  • Respiratory dysfunction--snoring and another noise breathing in while sleeping, but these were issues for many years.  He often falls into a shallow rapid breathing pattern, though he reports no shortness of breath
  • REM Sleep Behavior Disorder--this was an early symptom
  • Emotional incontinence--not an issue
I had read about Multiple Systems Atrophy but had never considered that it fit John, because some diagnostic criteria specifically exclude anyone with dementia.  Cognitive issues were a key symptom when he was first diagnosed because he was having difficulty with his job, but those have gotten worse only slowly.  I found an article that says 11-32% of patients with MSA show significant cognitive impairment.

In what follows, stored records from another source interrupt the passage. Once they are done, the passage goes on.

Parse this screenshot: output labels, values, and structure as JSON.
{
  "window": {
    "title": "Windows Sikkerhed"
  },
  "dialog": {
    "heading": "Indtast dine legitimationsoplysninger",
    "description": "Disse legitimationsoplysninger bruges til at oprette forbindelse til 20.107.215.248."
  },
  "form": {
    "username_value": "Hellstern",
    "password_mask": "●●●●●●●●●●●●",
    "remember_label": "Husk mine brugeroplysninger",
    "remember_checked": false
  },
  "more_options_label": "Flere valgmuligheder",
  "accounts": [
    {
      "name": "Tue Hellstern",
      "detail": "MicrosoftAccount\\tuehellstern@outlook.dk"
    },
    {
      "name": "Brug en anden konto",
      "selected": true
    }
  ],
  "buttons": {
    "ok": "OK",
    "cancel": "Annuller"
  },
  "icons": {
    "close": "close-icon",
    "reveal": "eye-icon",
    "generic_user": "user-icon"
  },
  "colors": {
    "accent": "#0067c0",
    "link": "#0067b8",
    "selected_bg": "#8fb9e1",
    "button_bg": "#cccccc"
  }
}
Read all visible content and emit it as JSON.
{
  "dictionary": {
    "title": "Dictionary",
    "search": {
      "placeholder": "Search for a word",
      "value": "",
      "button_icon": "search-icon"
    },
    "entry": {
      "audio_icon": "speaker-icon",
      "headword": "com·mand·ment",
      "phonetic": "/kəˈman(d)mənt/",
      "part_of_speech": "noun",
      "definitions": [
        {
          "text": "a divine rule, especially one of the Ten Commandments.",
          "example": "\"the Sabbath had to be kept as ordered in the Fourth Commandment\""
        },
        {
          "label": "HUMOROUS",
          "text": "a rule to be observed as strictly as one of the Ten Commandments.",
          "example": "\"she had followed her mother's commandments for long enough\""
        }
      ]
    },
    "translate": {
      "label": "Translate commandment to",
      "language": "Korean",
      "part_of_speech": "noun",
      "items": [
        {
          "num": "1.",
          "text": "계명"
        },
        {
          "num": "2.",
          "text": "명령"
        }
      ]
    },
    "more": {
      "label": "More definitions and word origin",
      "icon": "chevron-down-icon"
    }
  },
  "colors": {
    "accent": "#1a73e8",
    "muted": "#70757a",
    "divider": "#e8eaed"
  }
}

The relationship between the diseases is odd--most of these symptoms are seen in both diseases, the difference is which are predominant.  Yet they show different kinds cell damage on autopsy.  One article states: "Although the molecular mechanisms of misfolding, aggregation, and fibrillation of α-synuclein might partly overlap among the α-synucleinopathies, disease-specific cascades that are determined by genetic and environmental factors are likely to discriminate these." That is, Lewy Body and MSA may start with the same process that is damaging the brain, but the brain can fight that damage in several different ways, which define the different diseases.

Both diseases have treatment only for symptoms, no way to modify the course of the disease.  Because of the change in diagnoses the doctor did increase John's Sinemet dose, in hopes of reducing his stiffness and balance issues.  There doesn't seem to be anything more we can do about the constipation and incontinence issues.  Life expectacy is similar for the two diseases, perhaps with fewer people with MSA living more than 10 years from diagnosis.  With MSA, the body is likely to go before the brain goes completely, which is a good thing. 

(The image is a road sign from Alaska sent to me by a friend)